"I'd begin by making certain that everyone had a safe and comfortable place to live and their basic needs met. There is no magic wand, so older adults, families and friends must make their voices heard and work hard to make that happen."

The Seattle Mayor's Office for Senior Citizens is located in the Central Building (810 3rd Avenue, between Columbia and Marion Streets in downtown Seattle). Help is available Monday through Friday, 8 a.m. to 5 p.m. To contact the office, call 206-684-0500 (TTY/TDD 206-233-2778) or e-mail

For more information, visit their website at To visit Mayor's Office for Senior Citizens Facebook page, click here.

Contributor Irene Stewart is a planner at Aging and Disability Services—ADS, the Area Agency on Aging for Seattle-King County and a division of the Seattle Human Services Department. Among many responsibilities, she edits AgeWise King County on behalf of the ADS Advisory Council. Irene directed the Seattle Mayor's Office for Senior Citizens from March 2004 to January 2011, and enjoys working with Rowena to promote the resources offered there.

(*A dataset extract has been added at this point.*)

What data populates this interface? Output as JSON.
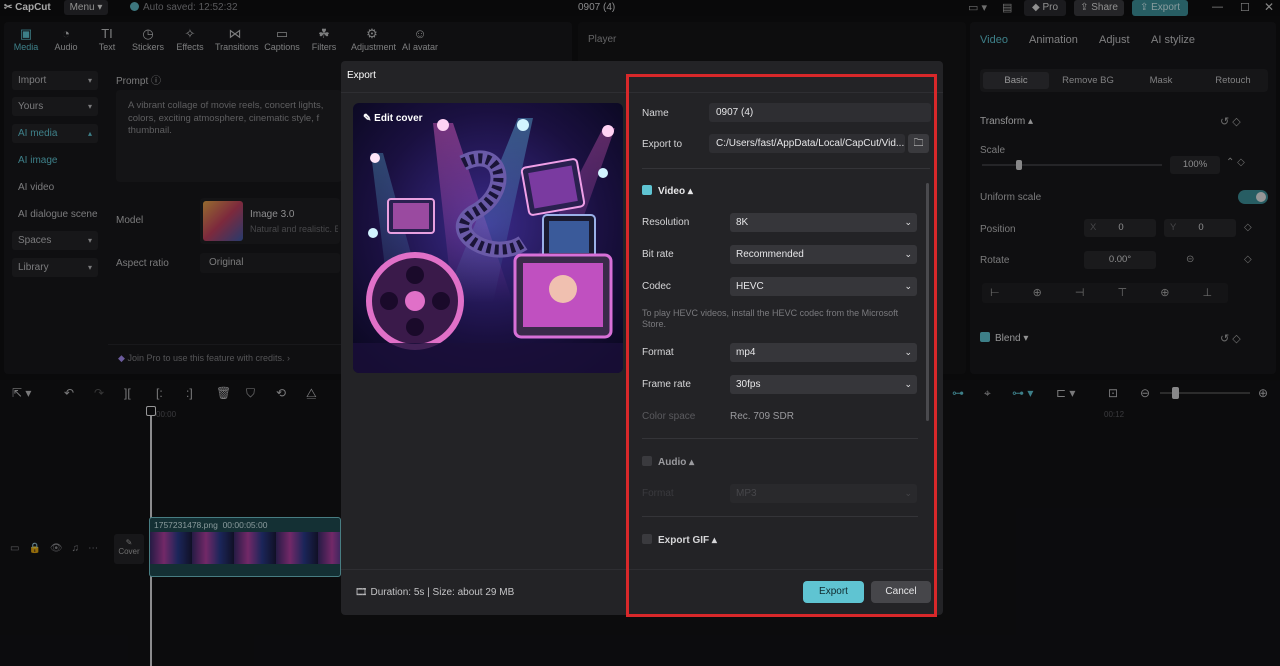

Mayor's Office for Senior Citizens

Links to Programs and Services

Senior Information & Assistance
Free, professional and confidential information and referrals

Age 55+ Employment Resource Center
Job list and other employment services for residents age 55+

FLASH Card for Adults with Disabilities
Discounts for residents age 18–59 with a qualifying disability

Gold Card for Healthy Aging
Discounts for residents age 60+

Senior Coffee Hours
3rd Thursdays

Seniors Training Seniors
Computer classes designed for older adults are offered in Wallingford, Greenwood, Lake City, southeast Seattle, and downtown.


Utility Discount Program (City of Seattle)
For qualified Seattle City Light and Seattle Public Utilities customers

By appointment:

Senior Rights Assistance
Legal and consumer assistance

SHIBA (Statewide Health Insurance Benefits Advisors)
Free, unbiased and confidential assistance with Medicare and health care choices

Washington Apple Health
Washington's Medicaid program

Washington Benefits Exchange
Online health plan finder for Washington state residents and small business owners